Take Dave for example (played by now-unemployed Kimo Williams, Buffalo Soldiers). He’s the new dog in Dex’s slacker pack, and serves only to give him someone to explain his foolproof seductive philosophy to. So, what’s the Tao of Steve? First of all, a “Steve” is that cool guy who gets the girls without seemingly even trying. Like Steve McQueen, or Steve Austin, or Steve McGarrett. In case you forgot that Steve Austin was “The Six Million Dollar Man,” the slackers re-enact the opening credits of the show, and dumbo Dave says “oh yeah, the 6 million dollar man!” in case you still don’t get it. And if you don’t remember Steve McGarrett was Jack Lord’s character in “Hawaii Five-O,” they helpfully play the theme on the soundtrack while the guys drum it out on the poker table. Yeah, it’s one of those movies, like Reality Bites, which revels in its writers nostalgic glee and tries to force it down our throats. So how do you get to be a Steve?

1. Eliminate your desires. Very Buddhist. In other words, don’t be a horndog; duh.
2. Be excellent in their presence (and not like Bill & Ted). Show off effortlessly in some manner. Dex shows how good he is with kids, mostly.
3. Withdraw. Play hard to get.

#3 is further illustrated by the mantra that men & women both want sex, but gals want it 15 minutes after men, so “if you hold out for 20 she’ll be chasing you for 5.”

The closest thing resembling another character is Syd, who has been with Dex but he doesn’t remember it, being a stoner and all. He gets blindsided by her, probably because she’s from his past before he came up with his philosophy. He loses his cool around her. She begins unraveling the weakness behind his conquest mentality, the Casanova archetype. Every narcissist is hiding a core of self-loathing, and as the film succinctly puts it: “Don Juan slept with 1,000 women because he was afraid of being unloved by one.”

The revelations come on a very funny camping trip where Dex destroys his tent in a flailing attempt to kill a spider, and has to share tents with Syd, who warns him that if any part of him touches her, she has a knife. By the end of their trip, he’s lost his cool and finds that he doesn’t need the Tao to get with Syd, once she starts seeing the real him beneath the Steve. Being a rom-com, they have to have a break-up of sorts when dumbass Dave blurts out Dex’s seductive schemes, but you know they’ll get back together.

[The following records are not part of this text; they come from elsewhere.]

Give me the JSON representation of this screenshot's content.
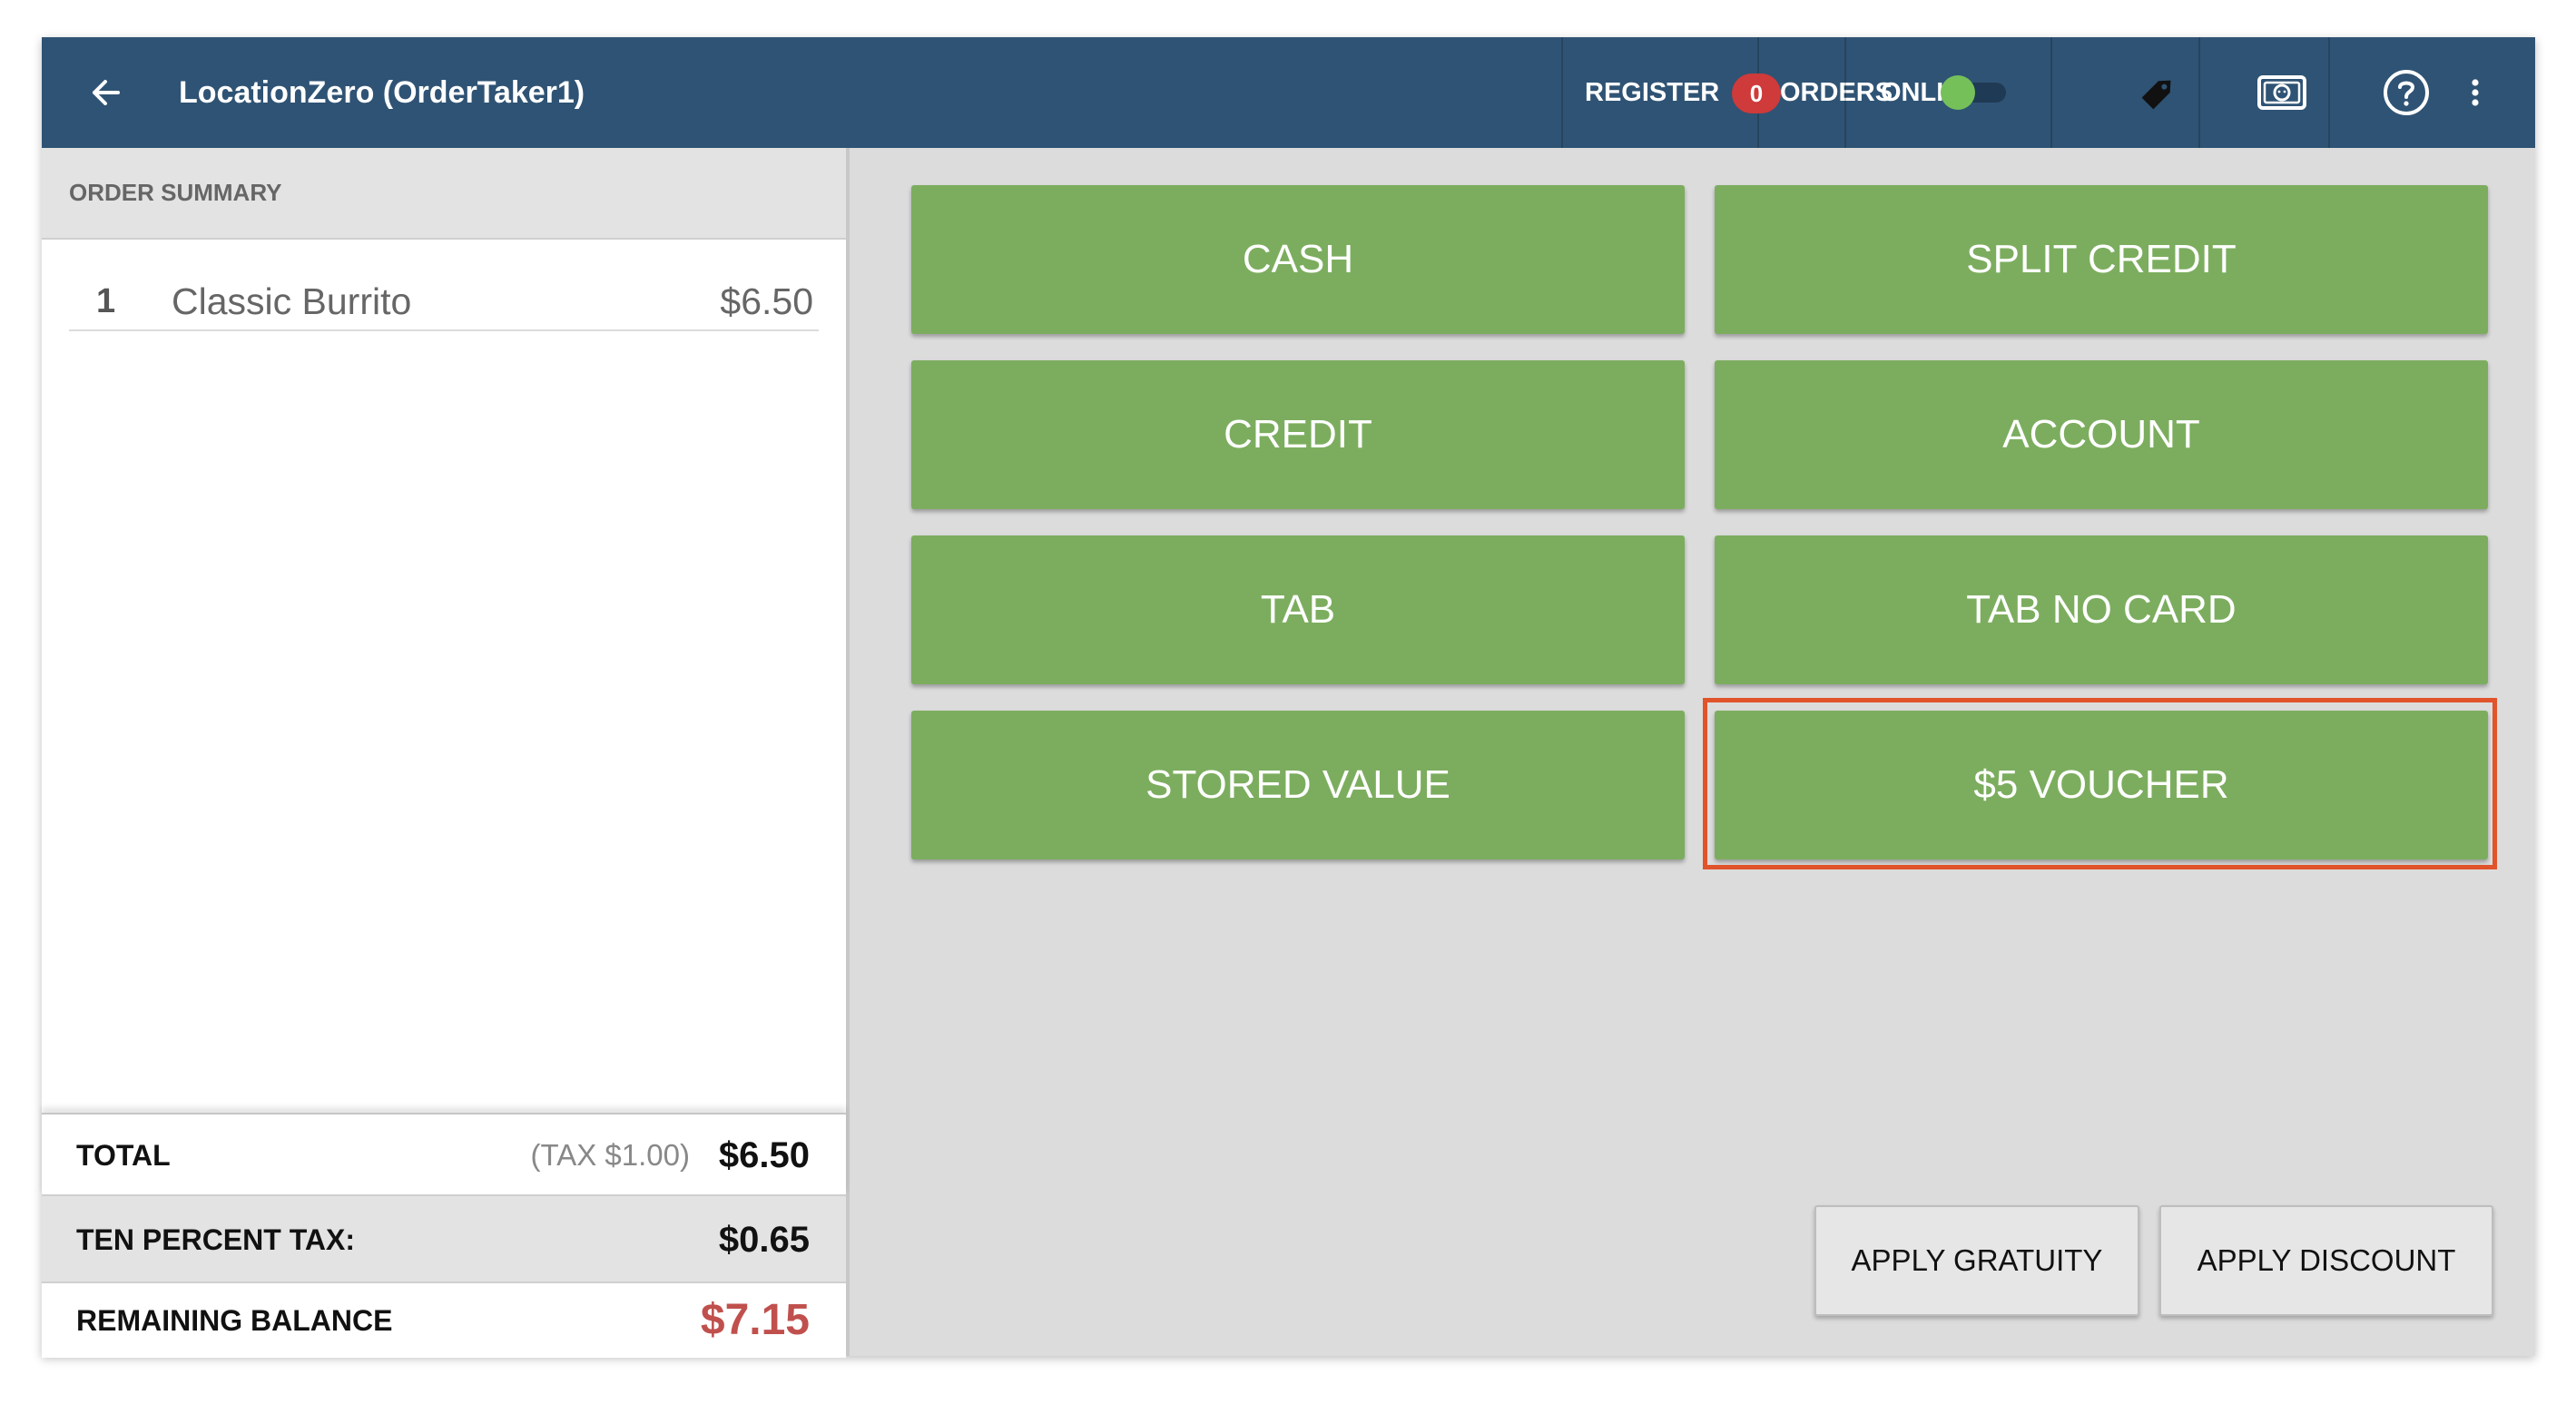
{
  "header": {
    "title": "LocationZero (OrderTaker1)",
    "back_icon": "arrow-left-icon",
    "register_label": "REGISTER",
    "orders_label": "ORDERS",
    "orders_count": "0",
    "online_label": "ONLINE",
    "online_on": true,
    "icons": [
      "tag-icon",
      "cash-drawer-icon",
      "help-icon",
      "more-vertical-icon"
    ]
  },
  "order_summary": {
    "title": "ORDER SUMMARY",
    "items": [
      {
        "qty": "1",
        "name": "Classic Burrito",
        "price": "$6.50"
      }
    ],
    "total_label": "TOTAL",
    "total_tax_note": "(TAX $1.00)",
    "total_value": "$6.50",
    "tax_label": "TEN PERCENT TAX:",
    "tax_value": "$0.65",
    "balance_label": "REMAINING BALANCE",
    "balance_value": "$7.15"
  },
  "payment_methods": [
    "CASH",
    "SPLIT CREDIT",
    "CREDIT",
    "ACCOUNT",
    "TAB",
    "TAB NO CARD",
    "STORED VALUE",
    "$5 VOUCHER"
  ],
  "actions": {
    "gratuity": "APPLY GRATUITY",
    "discount": "APPLY DISCOUNT"
  },
  "colors": {
    "header_bg": "#2f5374",
    "button_green": "#7cad5f",
    "badge_red": "#cf3a3a",
    "balance_red": "#c0504d",
    "highlight": "#e0532b"
  }
}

The story handles this well, without being too cute.

The episodic romance is the weak point in between amusing bits where Logue builds the Dex character, based on co-writer Duncan North, a fat kindergarten teacher who banged a few of Jenniphr (spell your name right, for fuck’s sake) Goodman’s pals and related his game plan to her. Dex owes a lot to The Big Lebowski, another stoner slacker who liked to live in a bathrobe and would probably feed a dog whipped cream out of the spray can, too. There’s a lot of clever dialogue that doesn’t seem unnatural, and keeps a mild comedic energy throughout the film, but the movie is carried by this Falstaffian fatboy stoner character, spouting Taoist epiphanies and teaching young children to play poker.
As far as rom-coms go, it’s above average and has more to interest guys than most films of the genre, but it’s horribly dated by trying to jumpstart ’70s nostalgia, and has the same ’90s slacker feel of forgettable films like Reality Bites. After a little research, I found that the idea for the film came in the mid-90s and they began writing it in 1996, so that’s why it feels like a ’90s film. I think the only film of this type that is still watchable is Swingers, because while it does play into the short-lived swing dancing revival of the ’90s, its cultural references are less obnoxious and are done on a filmmaking level, as the director mimics the characters favorite film scenes instead of just throwing stuff on the soundtrack. The Tao of Steve is decent rom-com fare and like The Baxter, About a Boy and the ultimate male-oriented romantic comedy The Apartment, a guy can watch it with his girlfriend without wanting to claw his eyes out.